● WHAT YOU NEED TO DO
Give the records below again in full, exactly as written, but without any images.

☆ ☆ ☆

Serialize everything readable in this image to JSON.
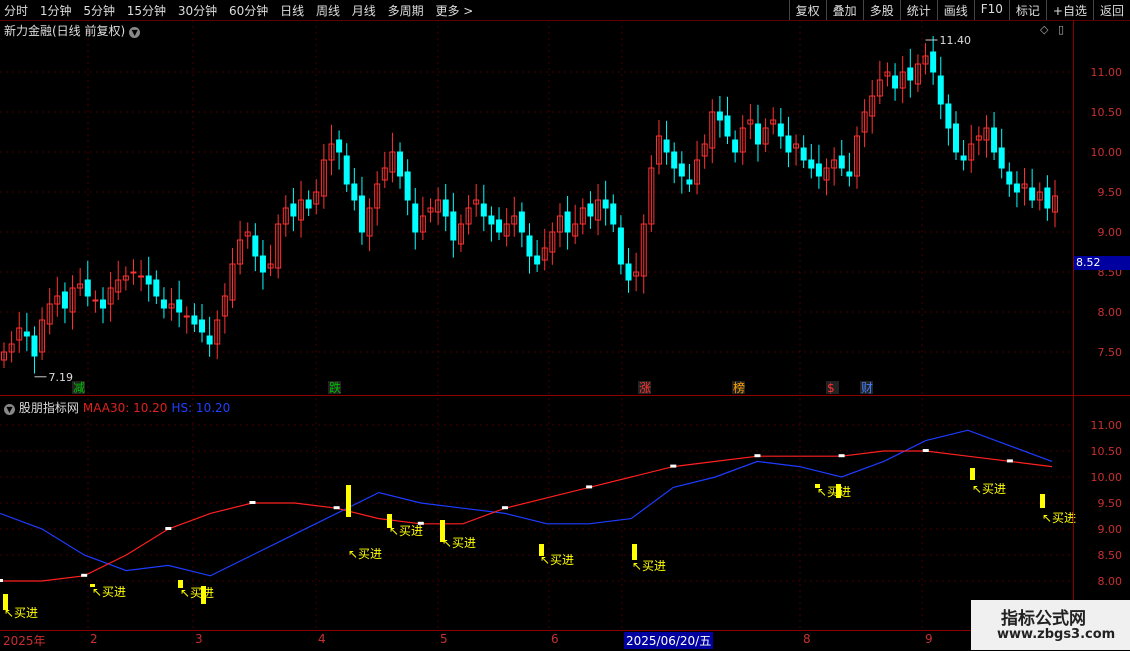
{
  "toolbar": {
    "periods": [
      "分时",
      "1分钟",
      "5分钟",
      "15分钟",
      "30分钟",
      "60分钟",
      "日线",
      "周线",
      "月线",
      "多周期",
      "更多 >"
    ],
    "tools": [
      "复权",
      "叠加",
      "多股",
      "统计",
      "画线",
      "F10",
      "标记",
      "+自选",
      "返回"
    ]
  },
  "chart_title": "新力金融(日线 前复权)",
  "price_axis": [
    "11.00",
    "10.50",
    "10.00",
    "9.50",
    "9.00",
    "8.50",
    "8.00",
    "7.50"
  ],
  "current_price_tag": "8.52",
  "high_label": "11.40",
  "low_label": "7.19",
  "event_markers": [
    "减",
    "跌",
    "涨",
    "榜",
    "$",
    "财"
  ],
  "indicator": {
    "name": "股朋指标网",
    "ma_label": "MAA30: 10.20",
    "hs_label": "HS: 10.20",
    "axis": [
      "11.00",
      "10.50",
      "10.00",
      "9.50",
      "9.00",
      "8.50",
      "8.00"
    ],
    "signal_label": "买进"
  },
  "date_axis": [
    "2025年",
    "2",
    "3",
    "4",
    "5",
    "6",
    "2025/06/20/五",
    "8",
    "9"
  ],
  "watermark": {
    "line1": "指标公式网",
    "line2": "www.zbgs3.com"
  },
  "colors": {
    "up": "#ff3232",
    "down": "#00ffff",
    "ma": "#ff2020",
    "hs": "#1e3cff",
    "signal": "#ffff00",
    "grid": "#8b0000"
  },
  "chart_data": {
    "type": "candlestick",
    "series": [
      {
        "name": "price_close",
        "values": [
          7.5,
          7.6,
          7.8,
          7.7,
          7.45,
          7.9,
          8.1,
          8.2,
          8.05,
          8.3,
          8.35,
          8.2,
          8.15,
          8.05,
          8.3,
          8.4,
          8.45,
          8.5,
          8.45,
          8.35,
          8.2,
          8.05,
          8.1,
          8.0,
          7.95,
          7.85,
          7.75,
          7.6,
          7.9,
          8.2,
          8.6,
          8.9,
          9.0,
          8.7,
          8.5,
          8.6,
          9.1,
          9.3,
          9.2,
          9.4,
          9.3,
          9.5,
          9.9,
          10.1,
          10.0,
          9.6,
          9.4,
          9.0,
          9.3,
          9.6,
          9.8,
          10.0,
          9.7,
          9.4,
          9.0,
          9.2,
          9.3,
          9.4,
          9.2,
          8.9,
          9.1,
          9.3,
          9.4,
          9.2,
          9.1,
          9.0,
          9.1,
          9.2,
          9.0,
          8.7,
          8.6,
          8.8,
          9.0,
          9.2,
          9.0,
          9.1,
          9.3,
          9.2,
          9.4,
          9.3,
          9.1,
          8.6,
          8.4,
          8.5,
          9.1,
          9.8,
          10.2,
          10.0,
          9.8,
          9.7,
          9.6,
          9.9,
          10.1,
          10.5,
          10.4,
          10.2,
          10.0,
          10.3,
          10.4,
          10.1,
          10.3,
          10.4,
          10.2,
          10.0,
          10.1,
          9.9,
          9.8,
          9.7,
          9.8,
          9.9,
          9.8,
          9.7,
          10.2,
          10.5,
          10.7,
          10.9,
          11.0,
          10.8,
          11.0,
          10.9,
          11.1,
          11.2,
          11.0,
          10.6,
          10.3,
          10.0,
          9.9,
          10.1,
          10.2,
          10.3,
          10.0,
          9.8,
          9.6,
          9.5,
          9.6,
          9.4,
          9.5,
          9.3,
          9.45
        ]
      },
      {
        "name": "MAA30",
        "values": [
          8.0,
          8.0,
          8.1,
          8.5,
          9.0,
          9.3,
          9.5,
          9.5,
          9.4,
          9.2,
          9.1,
          9.1,
          9.4,
          9.6,
          9.8,
          10.0,
          10.2,
          10.3,
          10.4,
          10.4,
          10.4,
          10.5,
          10.5,
          10.4,
          10.3,
          10.2
        ]
      },
      {
        "name": "HS",
        "values": [
          9.3,
          9.0,
          8.5,
          8.2,
          8.3,
          8.1,
          8.5,
          8.9,
          9.3,
          9.7,
          9.5,
          9.4,
          9.3,
          9.1,
          9.1,
          9.2,
          9.8,
          10.0,
          10.3,
          10.2,
          10.0,
          10.3,
          10.7,
          10.9,
          10.6,
          10.3
        ]
      }
    ]
  }
}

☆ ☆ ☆

● RESULT FOR THIS TASK
Serialize everything readable in this image to JSON.
{
  "toolbar": {
    "periods": [
      "分时",
      "1分钟",
      "5分钟",
      "15分钟",
      "30分钟",
      "60分钟",
      "日线",
      "周线",
      "月线",
      "多周期",
      "更多 >"
    ],
    "tools": [
      "复权",
      "叠加",
      "多股",
      "统计",
      "画线",
      "F10",
      "标记",
      "+自选",
      "返回"
    ]
  },
  "chart_title": "新力金融(日线 前复权)",
  "price_axis": [
    "11.00",
    "10.50",
    "10.00",
    "9.50",
    "9.00",
    "8.50",
    "8.00",
    "7.50"
  ],
  "current_price_tag": "8.52",
  "high_label": "11.40",
  "low_label": "7.19",
  "event_markers": [
    "减",
    "跌",
    "涨",
    "榜",
    "$",
    "财"
  ],
  "indicator": {
    "name": "股朋指标网",
    "ma_label": "MAA30: 10.20",
    "hs_label": "HS: 10.20",
    "axis": [
      "11.00",
      "10.50",
      "10.00",
      "9.50",
      "9.00",
      "8.50",
      "8.00"
    ],
    "signal_label": "买进"
  },
  "date_axis": [
    "2025年",
    "2",
    "3",
    "4",
    "5",
    "6",
    "2025/06/20/五",
    "8",
    "9"
  ],
  "watermark": {
    "line1": "指标公式网",
    "line2": "www.zbgs3.com"
  },
  "colors": {
    "up": "#ff3232",
    "down": "#00ffff",
    "ma": "#ff2020",
    "hs": "#1e3cff",
    "signal": "#ffff00",
    "grid": "#8b0000"
  },
  "chart_data": {
    "type": "candlestick",
    "series": [
      {
        "name": "price_close",
        "values": [
          7.5,
          7.6,
          7.8,
          7.7,
          7.45,
          7.9,
          8.1,
          8.2,
          8.05,
          8.3,
          8.35,
          8.2,
          8.15,
          8.05,
          8.3,
          8.4,
          8.45,
          8.5,
          8.45,
          8.35,
          8.2,
          8.05,
          8.1,
          8.0,
          7.95,
          7.85,
          7.75,
          7.6,
          7.9,
          8.2,
          8.6,
          8.9,
          9.0,
          8.7,
          8.5,
          8.6,
          9.1,
          9.3,
          9.2,
          9.4,
          9.3,
          9.5,
          9.9,
          10.1,
          10.0,
          9.6,
          9.4,
          9.0,
          9.3,
          9.6,
          9.8,
          10.0,
          9.7,
          9.4,
          9.0,
          9.2,
          9.3,
          9.4,
          9.2,
          8.9,
          9.1,
          9.3,
          9.4,
          9.2,
          9.1,
          9.0,
          9.1,
          9.2,
          9.0,
          8.7,
          8.6,
          8.8,
          9.0,
          9.2,
          9.0,
          9.1,
          9.3,
          9.2,
          9.4,
          9.3,
          9.1,
          8.6,
          8.4,
          8.5,
          9.1,
          9.8,
          10.2,
          10.0,
          9.8,
          9.7,
          9.6,
          9.9,
          10.1,
          10.5,
          10.4,
          10.2,
          10.0,
          10.3,
          10.4,
          10.1,
          10.3,
          10.4,
          10.2,
          10.0,
          10.1,
          9.9,
          9.8,
          9.7,
          9.8,
          9.9,
          9.8,
          9.7,
          10.2,
          10.5,
          10.7,
          10.9,
          11.0,
          10.8,
          11.0,
          10.9,
          11.1,
          11.2,
          11.0,
          10.6,
          10.3,
          10.0,
          9.9,
          10.1,
          10.2,
          10.3,
          10.0,
          9.8,
          9.6,
          9.5,
          9.6,
          9.4,
          9.5,
          9.3,
          9.45
        ]
      },
      {
        "name": "MAA30",
        "values": [
          8.0,
          8.0,
          8.1,
          8.5,
          9.0,
          9.3,
          9.5,
          9.5,
          9.4,
          9.2,
          9.1,
          9.1,
          9.4,
          9.6,
          9.8,
          10.0,
          10.2,
          10.3,
          10.4,
          10.4,
          10.4,
          10.5,
          10.5,
          10.4,
          10.3,
          10.2
        ]
      },
      {
        "name": "HS",
        "values": [
          9.3,
          9.0,
          8.5,
          8.2,
          8.3,
          8.1,
          8.5,
          8.9,
          9.3,
          9.7,
          9.5,
          9.4,
          9.3,
          9.1,
          9.1,
          9.2,
          9.8,
          10.0,
          10.3,
          10.2,
          10.0,
          10.3,
          10.7,
          10.9,
          10.6,
          10.3
        ]
      }
    ]
  }
}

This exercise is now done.